◆ Action item
Reproduce the records word for word, with nothing left out.

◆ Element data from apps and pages
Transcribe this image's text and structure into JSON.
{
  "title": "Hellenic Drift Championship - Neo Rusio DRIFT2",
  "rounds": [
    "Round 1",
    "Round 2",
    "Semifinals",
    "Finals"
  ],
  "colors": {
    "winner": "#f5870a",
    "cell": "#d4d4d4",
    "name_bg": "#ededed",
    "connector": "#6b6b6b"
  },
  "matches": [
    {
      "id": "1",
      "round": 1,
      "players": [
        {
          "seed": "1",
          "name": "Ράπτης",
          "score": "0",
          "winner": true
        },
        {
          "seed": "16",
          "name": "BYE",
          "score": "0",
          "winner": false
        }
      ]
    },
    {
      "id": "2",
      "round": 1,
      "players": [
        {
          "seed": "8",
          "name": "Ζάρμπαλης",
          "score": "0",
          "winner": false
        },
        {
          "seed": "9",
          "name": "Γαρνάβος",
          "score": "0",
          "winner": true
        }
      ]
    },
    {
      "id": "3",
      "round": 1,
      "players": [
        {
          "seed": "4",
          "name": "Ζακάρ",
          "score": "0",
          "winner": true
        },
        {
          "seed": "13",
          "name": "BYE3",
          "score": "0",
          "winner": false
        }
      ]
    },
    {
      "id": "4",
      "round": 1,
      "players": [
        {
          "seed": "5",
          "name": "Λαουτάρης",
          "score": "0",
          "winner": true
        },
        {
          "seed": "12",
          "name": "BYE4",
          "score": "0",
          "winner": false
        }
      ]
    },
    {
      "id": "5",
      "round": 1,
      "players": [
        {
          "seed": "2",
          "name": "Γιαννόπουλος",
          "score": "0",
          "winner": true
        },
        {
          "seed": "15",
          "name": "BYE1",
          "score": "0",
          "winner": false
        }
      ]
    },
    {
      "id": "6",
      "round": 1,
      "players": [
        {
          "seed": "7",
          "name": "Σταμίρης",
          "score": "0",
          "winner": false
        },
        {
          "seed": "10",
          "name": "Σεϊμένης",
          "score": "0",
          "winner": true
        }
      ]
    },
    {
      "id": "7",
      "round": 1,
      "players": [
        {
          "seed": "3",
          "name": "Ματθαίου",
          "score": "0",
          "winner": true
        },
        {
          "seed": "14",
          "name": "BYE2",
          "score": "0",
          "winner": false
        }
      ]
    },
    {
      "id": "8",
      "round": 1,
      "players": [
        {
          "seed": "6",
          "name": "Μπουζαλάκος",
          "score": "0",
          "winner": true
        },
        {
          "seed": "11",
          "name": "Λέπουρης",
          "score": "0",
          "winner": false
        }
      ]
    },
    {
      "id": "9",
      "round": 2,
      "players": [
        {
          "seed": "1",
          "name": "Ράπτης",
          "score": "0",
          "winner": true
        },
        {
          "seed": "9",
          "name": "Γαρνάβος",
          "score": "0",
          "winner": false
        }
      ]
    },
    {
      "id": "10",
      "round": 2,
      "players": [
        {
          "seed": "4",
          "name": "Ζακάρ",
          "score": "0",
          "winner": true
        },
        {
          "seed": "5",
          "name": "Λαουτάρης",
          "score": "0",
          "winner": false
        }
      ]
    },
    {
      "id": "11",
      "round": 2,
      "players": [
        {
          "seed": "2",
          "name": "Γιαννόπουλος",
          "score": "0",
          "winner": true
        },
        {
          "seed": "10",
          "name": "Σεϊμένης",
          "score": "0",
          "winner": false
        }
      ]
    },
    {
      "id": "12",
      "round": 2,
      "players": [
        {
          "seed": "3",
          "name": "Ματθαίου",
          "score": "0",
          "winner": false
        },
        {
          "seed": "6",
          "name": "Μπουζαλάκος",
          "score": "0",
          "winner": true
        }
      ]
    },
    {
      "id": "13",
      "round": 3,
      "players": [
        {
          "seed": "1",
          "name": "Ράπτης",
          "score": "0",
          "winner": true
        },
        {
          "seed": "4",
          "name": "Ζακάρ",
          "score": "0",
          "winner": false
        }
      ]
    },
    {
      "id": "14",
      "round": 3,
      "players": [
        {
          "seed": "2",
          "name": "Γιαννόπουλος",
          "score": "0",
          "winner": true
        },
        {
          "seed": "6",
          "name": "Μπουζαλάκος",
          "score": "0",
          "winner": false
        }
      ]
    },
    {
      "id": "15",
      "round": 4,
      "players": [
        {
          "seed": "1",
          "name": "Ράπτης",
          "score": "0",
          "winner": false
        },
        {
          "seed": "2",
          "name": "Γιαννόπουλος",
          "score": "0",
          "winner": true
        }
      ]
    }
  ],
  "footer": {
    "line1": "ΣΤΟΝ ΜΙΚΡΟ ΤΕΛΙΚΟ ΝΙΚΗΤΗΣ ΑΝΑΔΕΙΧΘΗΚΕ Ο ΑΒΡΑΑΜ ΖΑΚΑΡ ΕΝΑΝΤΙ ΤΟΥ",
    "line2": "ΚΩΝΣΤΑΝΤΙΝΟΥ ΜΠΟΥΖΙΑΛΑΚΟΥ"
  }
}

◆ Response below
Transcribe this image's text and structure into JSON.
{
  "title": "Hellenic Drift Championship - Neo Rusio DRIFT2",
  "rounds": [
    "Round 1",
    "Round 2",
    "Semifinals",
    "Finals"
  ],
  "colors": {
    "winner": "#f5870a",
    "cell": "#d4d4d4",
    "name_bg": "#ededed",
    "connector": "#6b6b6b"
  },
  "matches": [
    {
      "id": "1",
      "round": 1,
      "players": [
        {
          "seed": "1",
          "name": "Ράπτης",
          "score": "0",
          "winner": true
        },
        {
          "seed": "16",
          "name": "BYE",
          "score": "0",
          "winner": false
        }
      ]
    },
    {
      "id": "2",
      "round": 1,
      "players": [
        {
          "seed": "8",
          "name": "Ζάρμπαλης",
          "score": "0",
          "winner": false
        },
        {
          "seed": "9",
          "name": "Γαρνάβος",
          "score": "0",
          "winner": true
        }
      ]
    },
    {
      "id": "3",
      "round": 1,
      "players": [
        {
          "seed": "4",
          "name": "Ζακάρ",
          "score": "0",
          "winner": true
        },
        {
          "seed": "13",
          "name": "BYE3",
          "score": "0",
          "winner": false
        }
      ]
    },
    {
      "id": "4",
      "round": 1,
      "players": [
        {
          "seed": "5",
          "name": "Λαουτάρης",
          "score": "0",
          "winner": true
        },
        {
          "seed": "12",
          "name": "BYE4",
          "score": "0",
          "winner": false
        }
      ]
    },
    {
      "id": "5",
      "round": 1,
      "players": [
        {
          "seed": "2",
          "name": "Γιαννόπουλος",
          "score": "0",
          "winner": true
        },
        {
          "seed": "15",
          "name": "BYE1",
          "score": "0",
          "winner": false
        }
      ]
    },
    {
      "id": "6",
      "round": 1,
      "players": [
        {
          "seed": "7",
          "name": "Σταμίρης",
          "score": "0",
          "winner": false
        },
        {
          "seed": "10",
          "name": "Σεϊμένης",
          "score": "0",
          "winner": true
        }
      ]
    },
    {
      "id": "7",
      "round": 1,
      "players": [
        {
          "seed": "3",
          "name": "Ματθαίου",
          "score": "0",
          "winner": true
        },
        {
          "seed": "14",
          "name": "BYE2",
          "score": "0",
          "winner": false
        }
      ]
    },
    {
      "id": "8",
      "round": 1,
      "players": [
        {
          "seed": "6",
          "name": "Μπουζαλάκος",
          "score": "0",
          "winner": true
        },
        {
          "seed": "11",
          "name": "Λέπουρης",
          "score": "0",
          "winner": false
        }
      ]
    },
    {
      "id": "9",
      "round": 2,
      "players": [
        {
          "seed": "1",
          "name": "Ράπτης",
          "score": "0",
          "winner": true
        },
        {
          "seed": "9",
          "name": "Γαρνάβος",
          "score": "0",
          "winner": false
        }
      ]
    },
    {
      "id": "10",
      "round": 2,
      "players": [
        {
          "seed": "4",
          "name": "Ζακάρ",
          "score": "0",
          "winner": true
        },
        {
          "seed": "5",
          "name": "Λαουτάρης",
          "score": "0",
          "winner": false
        }
      ]
    },
    {
      "id": "11",
      "round": 2,
      "players": [
        {
          "seed": "2",
          "name": "Γιαννόπουλος",
          "score": "0",
          "winner": true
        },
        {
          "seed": "10",
          "name": "Σεϊμένης",
          "score": "0",
          "winner": false
        }
      ]
    },
    {
      "id": "12",
      "round": 2,
      "players": [
        {
          "seed": "3",
          "name": "Ματθαίου",
          "score": "0",
          "winner": false
        },
        {
          "seed": "6",
          "name": "Μπουζαλάκος",
          "score": "0",
          "winner": true
        }
      ]
    },
    {
      "id": "13",
      "round": 3,
      "players": [
        {
          "seed": "1",
          "name": "Ράπτης",
          "score": "0",
          "winner": true
        },
        {
          "seed": "4",
          "name": "Ζακάρ",
          "score": "0",
          "winner": false
        }
      ]
    },
    {
      "id": "14",
      "round": 3,
      "players": [
        {
          "seed": "2",
          "name": "Γιαννόπουλος",
          "score": "0",
          "winner": true
        },
        {
          "seed": "6",
          "name": "Μπουζαλάκος",
          "score": "0",
          "winner": false
        }
      ]
    },
    {
      "id": "15",
      "round": 4,
      "players": [
        {
          "seed": "1",
          "name": "Ράπτης",
          "score": "0",
          "winner": false
        },
        {
          "seed": "2",
          "name": "Γιαννόπουλος",
          "score": "0",
          "winner": true
        }
      ]
    }
  ],
  "footer": {
    "line1": "ΣΤΟΝ ΜΙΚΡΟ ΤΕΛΙΚΟ ΝΙΚΗΤΗΣ ΑΝΑΔΕΙΧΘΗΚΕ Ο ΑΒΡΑΑΜ ΖΑΚΑΡ ΕΝΑΝΤΙ ΤΟΥ",
    "line2": "ΚΩΝΣΤΑΝΤΙΝΟΥ ΜΠΟΥΖΙΑΛΑΚΟΥ"
  }
}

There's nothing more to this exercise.